┌──

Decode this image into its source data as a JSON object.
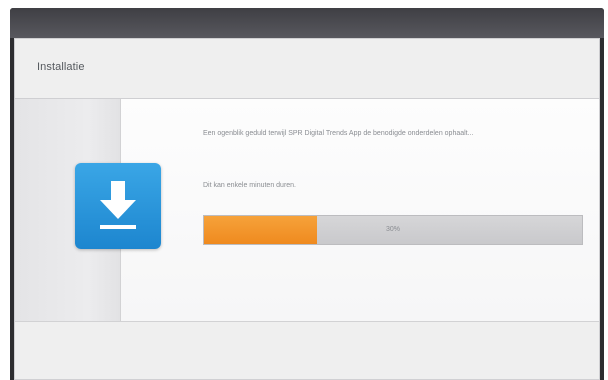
{
  "dialog": {
    "title": "Installatie",
    "message": "Een ogenblik geduld terwijl SPR Digital Trends App de benodigde onderdelen ophaalt...",
    "submessage": "Dit kan enkele minuten duren.",
    "progress": {
      "percent": 30,
      "label": "30%"
    },
    "icon": "download-icon"
  },
  "colors": {
    "icon_blue": "#1d86cf",
    "progress_orange": "#ef8a1f",
    "progress_track": "#c9c9cc"
  }
}
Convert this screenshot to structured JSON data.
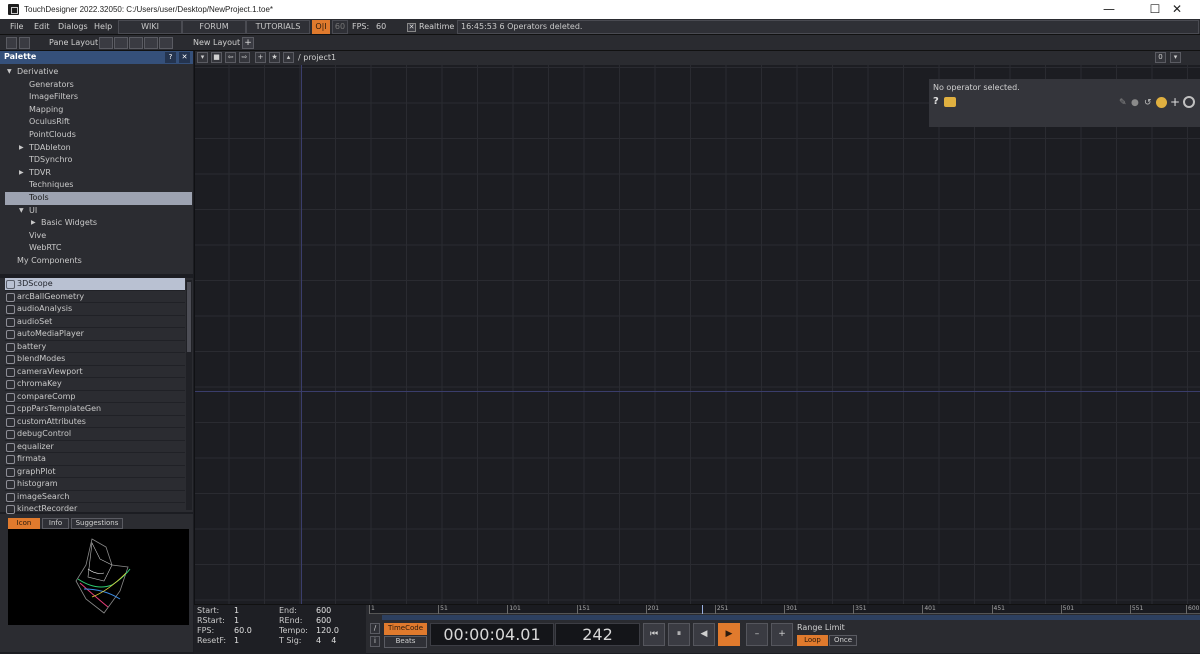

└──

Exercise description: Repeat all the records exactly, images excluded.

Solution:
Decode this image into its source data as a JSON object.
{
  "dialog": {
    "title": "Installatie",
    "message": "Een ogenblik geduld terwijl SPR Digital Trends App de benodigde onderdelen ophaalt...",
    "submessage": "Dit kan enkele minuten duren.",
    "progress": {
      "percent": 30,
      "label": "30%"
    },
    "icon": "download-icon"
  },
  "colors": {
    "icon_blue": "#1d86cf",
    "progress_orange": "#ef8a1f",
    "progress_track": "#c9c9cc"
  }
}
Convert this screenshot to structured JSON data.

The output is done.